§ ABOUT THIS EXERCISE
Only the lines from the one containing "Extract the structured" through the end of the entries are to be copied, exactly and without pictures, please.

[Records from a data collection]
= Beginning of Section =
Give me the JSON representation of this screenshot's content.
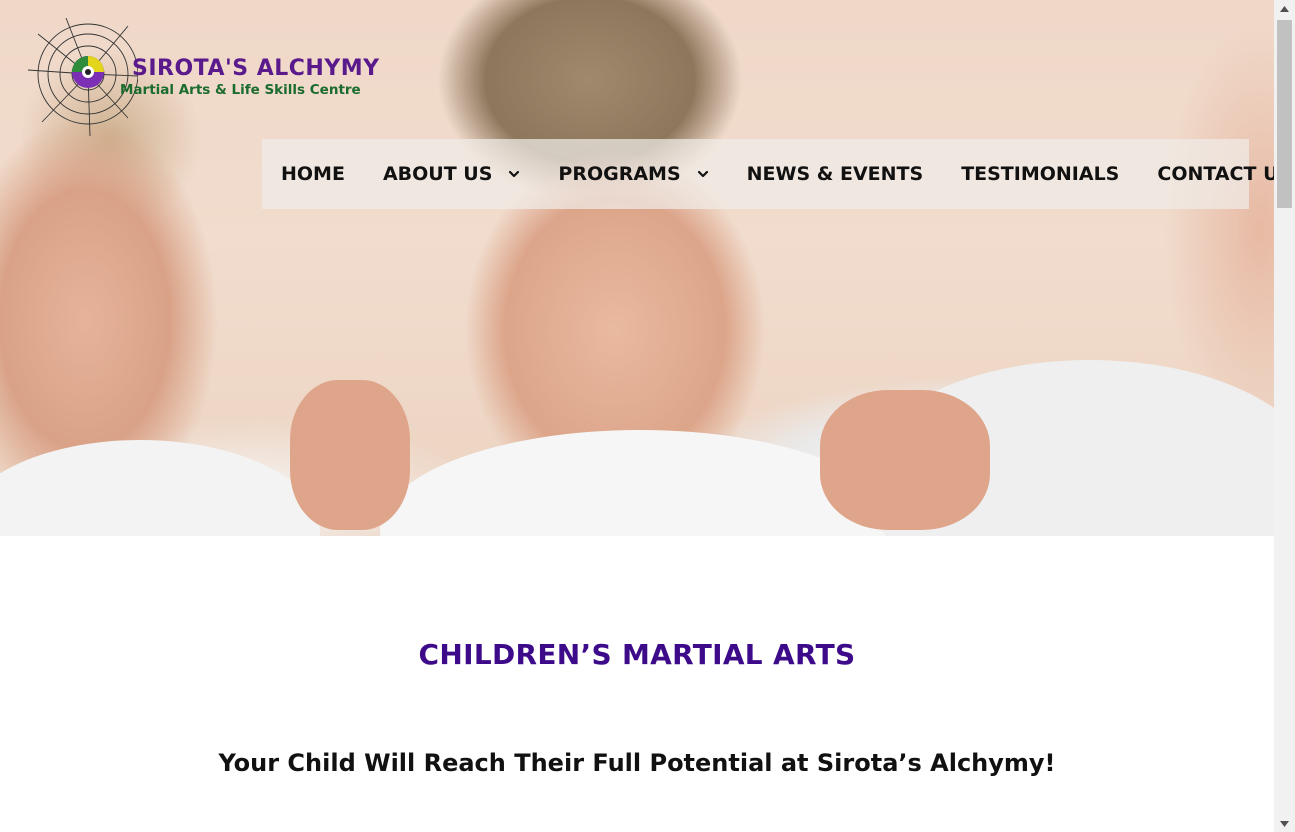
{
  "logo": {
    "title": "SIROTA'S ALCHYMY",
    "subtitle": "Martial Arts & Life Skills Centre"
  },
  "nav": {
    "items": [
      {
        "label": "HOME",
        "dropdown": false
      },
      {
        "label": "ABOUT US",
        "dropdown": true
      },
      {
        "label": "PROGRAMS",
        "dropdown": true
      },
      {
        "label": "NEWS & EVENTS",
        "dropdown": false
      },
      {
        "label": "TESTIMONIALS",
        "dropdown": false
      },
      {
        "label": "CONTACT US",
        "dropdown": false
      }
    ]
  },
  "content": {
    "heading": "CHILDREN’S MARTIAL ARTS",
    "subheading": "Your Child Will Reach Their Full Potential at Sirota’s Alchymy!"
  },
  "colors": {
    "heading": "#3d0b8a",
    "logo_title": "#5a1a8c",
    "logo_subtitle": "#1a6b2e",
    "nav_text": "#111111"
  },
  "icons": {
    "dropdown": "chevron-down-icon",
    "scroll_up": "arrow-up-icon",
    "scroll_down": "arrow-down-icon"
  }
}
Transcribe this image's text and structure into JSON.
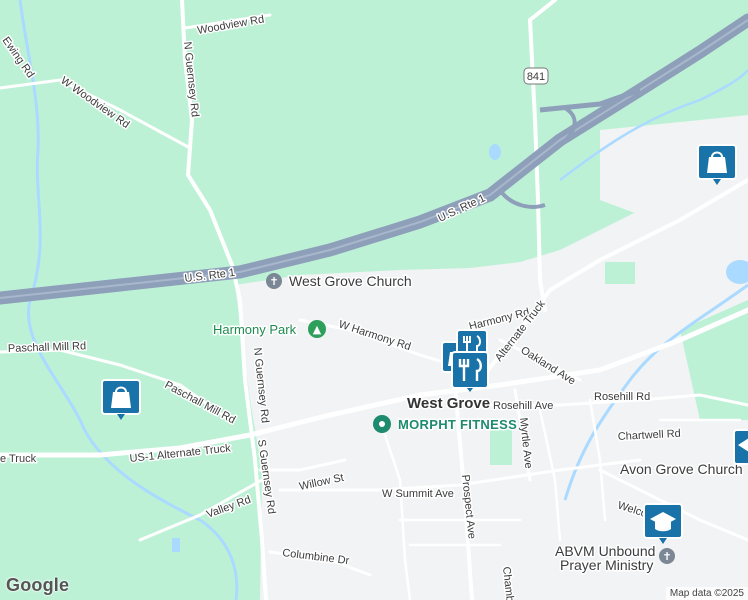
{
  "map": {
    "colors": {
      "land": "#bdf1d6",
      "urban": "#f1f3f4",
      "water": "#aadaff",
      "highway": "#8e9fb9",
      "road": "#ffffff",
      "marker": "#1a73a8"
    },
    "labels": {
      "woodview_rd": "Woodview Rd",
      "n_guernsey_rd_top": "N Guernsey Rd",
      "ewing_rd": "Ewing Rd",
      "w_woodview_rd": "W Woodview Rd",
      "us_rte1_left": "U.S. Rte 1",
      "us_rte1_right": "U.S. Rte 1",
      "route_841": "841",
      "west_grove_church": "West Grove Church",
      "harmony_park": "Harmony Park",
      "w_harmony_rd": "W Harmony Rd",
      "harmony_rd": "Harmony Rd",
      "alternate_truck": "Alternate Truck",
      "oakland_ave": "Oakland Ave",
      "paschall_mill_rd_left": "Paschall Mill Rd",
      "paschall_mill_rd_right": "Paschall Mill Rd",
      "n_guernsey_rd": "N Guernsey Rd",
      "s_guernsey_rd": "S Guernsey Rd",
      "west_grove": "West Grove",
      "rosehill_ave": "Rosehill Ave",
      "rosehill_rd": "Rosehill Rd",
      "morpht_fitness": "MORPHT FITNESS",
      "myrtle_ave": "Myrtle Ave",
      "chartwell_rd": "Chartwell Rd",
      "avon_grove_church": "Avon Grove Church",
      "us1_alt_truck": "US-1 Alternate Truck",
      "e_truck": "e Truck",
      "welcome_ave": "Welcome Ave",
      "willow_st": "Willow St",
      "w_summit_ave": "W Summit Ave",
      "valley_rd": "Valley Rd",
      "prospect_ave": "Prospect Ave",
      "abvm_line1": "ABVM Unbound",
      "abvm_line2": "Prayer Ministry",
      "columbine_dr": "Columbine Dr",
      "chamb": "Chamb"
    },
    "markers": [
      "shopping-bag",
      "shopping-bag",
      "restaurant",
      "restaurant",
      "shopping-bag",
      "school",
      "school"
    ],
    "logo": "Google",
    "attribution": "Map data ©2025"
  }
}
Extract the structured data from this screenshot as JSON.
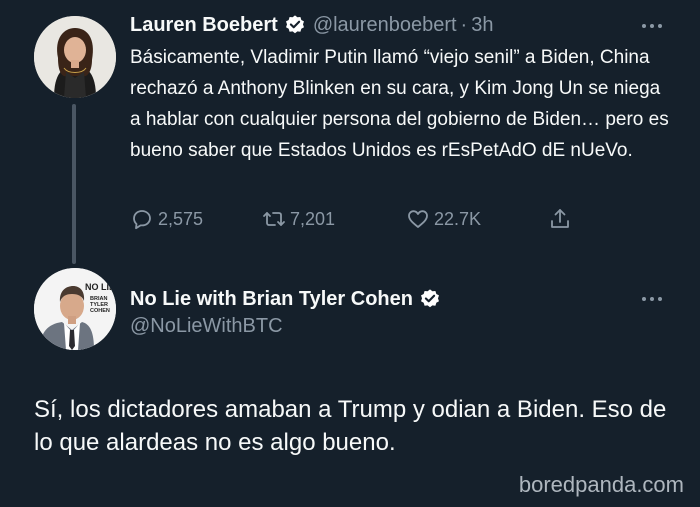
{
  "tweet1": {
    "author_name": "Lauren Boebert",
    "handle": "@laurenboebert",
    "separator": "·",
    "time": "3h",
    "text": "Básicamente, Vladimir Putin llamó “viejo senil” a Biden, China rechazó a Anthony Blinken en su cara, y Kim Jong Un se niega a hablar con cualquier persona del gobierno de Biden… pero es bueno saber que Estados Unidos es rEsPetAdO dE nUeVo.",
    "replies": "2,575",
    "retweets": "7,201",
    "likes": "22.7K",
    "icons": [
      "verified-badge-icon",
      "reply-icon",
      "retweet-icon",
      "like-icon",
      "share-icon",
      "more-icon"
    ]
  },
  "tweet2": {
    "author_name": "No Lie with Brian Tyler Cohen",
    "handle": "@NoLieWithBTC",
    "avatar_text_top": "NO LIE",
    "avatar_text_brand": "BRIAN TYLER COHEN",
    "text": "Sí, los dictadores amaban a Trump y odian a Biden. Eso de lo que alardeas no es algo bueno.",
    "icons": [
      "verified-badge-icon",
      "more-icon"
    ]
  },
  "watermark": "boredpanda.com",
  "colors": {
    "background": "#15202b",
    "primary_text": "#f7f9f9",
    "secondary_text": "#8b98a5",
    "thread_line": "#4a5663",
    "verified_badge": "#ffffff"
  }
}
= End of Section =
§ REPLY TO THE EXERCISE
Extract the structured data from this screenshot as JSON.
{
  "tweet1": {
    "author_name": "Lauren Boebert",
    "handle": "@laurenboebert",
    "separator": "·",
    "time": "3h",
    "text": "Básicamente, Vladimir Putin llamó “viejo senil” a Biden, China rechazó a Anthony Blinken en su cara, y Kim Jong Un se niega a hablar con cualquier persona del gobierno de Biden… pero es bueno saber que Estados Unidos es rEsPetAdO dE nUeVo.",
    "replies": "2,575",
    "retweets": "7,201",
    "likes": "22.7K",
    "icons": [
      "verified-badge-icon",
      "reply-icon",
      "retweet-icon",
      "like-icon",
      "share-icon",
      "more-icon"
    ]
  },
  "tweet2": {
    "author_name": "No Lie with Brian Tyler Cohen",
    "handle": "@NoLieWithBTC",
    "avatar_text_top": "NO LIE",
    "avatar_text_brand": "BRIAN TYLER COHEN",
    "text": "Sí, los dictadores amaban a Trump y odian a Biden. Eso de lo que alardeas no es algo bueno.",
    "icons": [
      "verified-badge-icon",
      "more-icon"
    ]
  },
  "watermark": "boredpanda.com",
  "colors": {
    "background": "#15202b",
    "primary_text": "#f7f9f9",
    "secondary_text": "#8b98a5",
    "thread_line": "#4a5663",
    "verified_badge": "#ffffff"
  }
}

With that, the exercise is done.